[Records for this exercise]

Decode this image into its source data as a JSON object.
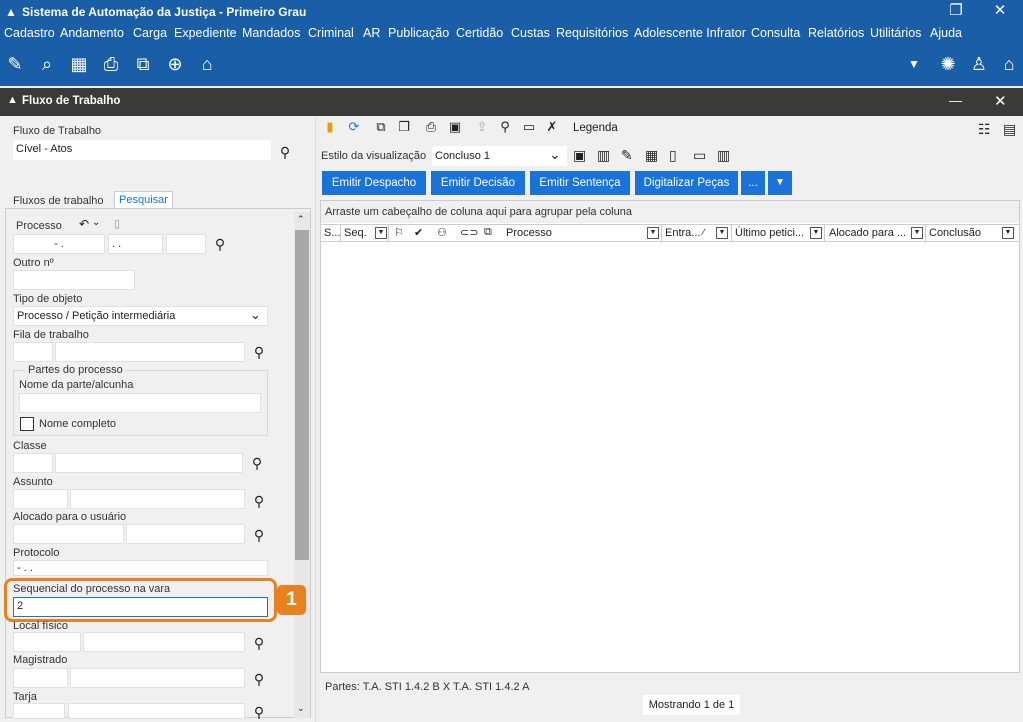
{
  "app": {
    "title": "Sistema de Automação da Justiça - Primeiro Grau",
    "window_restore": "❐",
    "window_close": "✕"
  },
  "menu": [
    "Cadastro",
    "Andamento",
    "Carga",
    "Expediente",
    "Mandados",
    "Criminal",
    "AR",
    "Publicação",
    "Certidão",
    "Custas",
    "Requisitórios",
    "Adolescente Infrator",
    "Consulta",
    "Relatórios",
    "Utilitários",
    "Ajuda"
  ],
  "subwindow": {
    "title": "Fluxo de Trabalho",
    "minimize": "—",
    "close": "✕"
  },
  "left": {
    "fluxo_label": "Fluxo de Trabalho",
    "fluxo_value": "Cível - Atos",
    "tabs": [
      "Fluxos de trabalho",
      "Pesquisar"
    ],
    "processo_label": "Processo",
    "processo_part1": "- .",
    "processo_part2": ". .",
    "outro_label": "Outro nº",
    "tipo_label": "Tipo de objeto",
    "tipo_value": "Processo / Petição intermediária",
    "fila_label": "Fila de trabalho",
    "partes_group": "Partes do processo",
    "nome_parte_label": "Nome da parte/alcunha",
    "nome_completo": "Nome completo",
    "classe_label": "Classe",
    "assunto_label": "Assunto",
    "alocado_label": "Alocado para o usuário",
    "protocolo_label": "Protocolo",
    "protocolo_value": "- . .",
    "sequencial_label": "Sequencial do processo na vara",
    "sequencial_value": "2",
    "local_label": "Local físico",
    "magistrado_label": "Magistrado",
    "tarja_label": "Tarja",
    "callout": "1"
  },
  "right": {
    "legenda": "Legenda",
    "estilo_label": "Estilo da visualização",
    "estilo_value": "Concluso 1",
    "buttons": [
      "Emitir Despacho",
      "Emitir Decisão",
      "Emitir Sentença",
      "Digitalizar Peças",
      "..."
    ],
    "group_hint": "Arraste um cabeçalho de coluna aqui para agrupar pela coluna",
    "columns": [
      "S...",
      "Seq.",
      "Processo",
      "Entra...",
      "Último petici...",
      "Alocado para ...",
      "Conclusão"
    ],
    "partes_footer": "Partes: T.A. STI 1.4.2 B  X  T.A. STI 1.4.2 A",
    "mostrando": "Mostrando 1 de 1"
  },
  "colors": {
    "brand": "#1a5ea8",
    "button": "#1a73d9",
    "callout": "#e8821e"
  }
}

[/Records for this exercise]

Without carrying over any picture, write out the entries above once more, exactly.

Decode this image into its source data as a JSON object.
{
  "app": {
    "title": "Sistema de Automação da Justiça - Primeiro Grau",
    "window_restore": "❐",
    "window_close": "✕"
  },
  "menu": [
    "Cadastro",
    "Andamento",
    "Carga",
    "Expediente",
    "Mandados",
    "Criminal",
    "AR",
    "Publicação",
    "Certidão",
    "Custas",
    "Requisitórios",
    "Adolescente Infrator",
    "Consulta",
    "Relatórios",
    "Utilitários",
    "Ajuda"
  ],
  "subwindow": {
    "title": "Fluxo de Trabalho",
    "minimize": "—",
    "close": "✕"
  },
  "left": {
    "fluxo_label": "Fluxo de Trabalho",
    "fluxo_value": "Cível - Atos",
    "tabs": [
      "Fluxos de trabalho",
      "Pesquisar"
    ],
    "processo_label": "Processo",
    "processo_part1": "- .",
    "processo_part2": ". .",
    "outro_label": "Outro nº",
    "tipo_label": "Tipo de objeto",
    "tipo_value": "Processo / Petição intermediária",
    "fila_label": "Fila de trabalho",
    "partes_group": "Partes do processo",
    "nome_parte_label": "Nome da parte/alcunha",
    "nome_completo": "Nome completo",
    "classe_label": "Classe",
    "assunto_label": "Assunto",
    "alocado_label": "Alocado para o usuário",
    "protocolo_label": "Protocolo",
    "protocolo_value": "- . .",
    "sequencial_label": "Sequencial do processo na vara",
    "sequencial_value": "2",
    "local_label": "Local físico",
    "magistrado_label": "Magistrado",
    "tarja_label": "Tarja",
    "callout": "1"
  },
  "right": {
    "legenda": "Legenda",
    "estilo_label": "Estilo da visualização",
    "estilo_value": "Concluso 1",
    "buttons": [
      "Emitir Despacho",
      "Emitir Decisão",
      "Emitir Sentença",
      "Digitalizar Peças",
      "..."
    ],
    "group_hint": "Arraste um cabeçalho de coluna aqui para agrupar pela coluna",
    "columns": [
      "S...",
      "Seq.",
      "Processo",
      "Entra...",
      "Último petici...",
      "Alocado para ...",
      "Conclusão"
    ],
    "partes_footer": "Partes: T.A. STI 1.4.2 B  X  T.A. STI 1.4.2 A",
    "mostrando": "Mostrando 1 de 1"
  },
  "colors": {
    "brand": "#1a5ea8",
    "button": "#1a73d9",
    "callout": "#e8821e"
  }
}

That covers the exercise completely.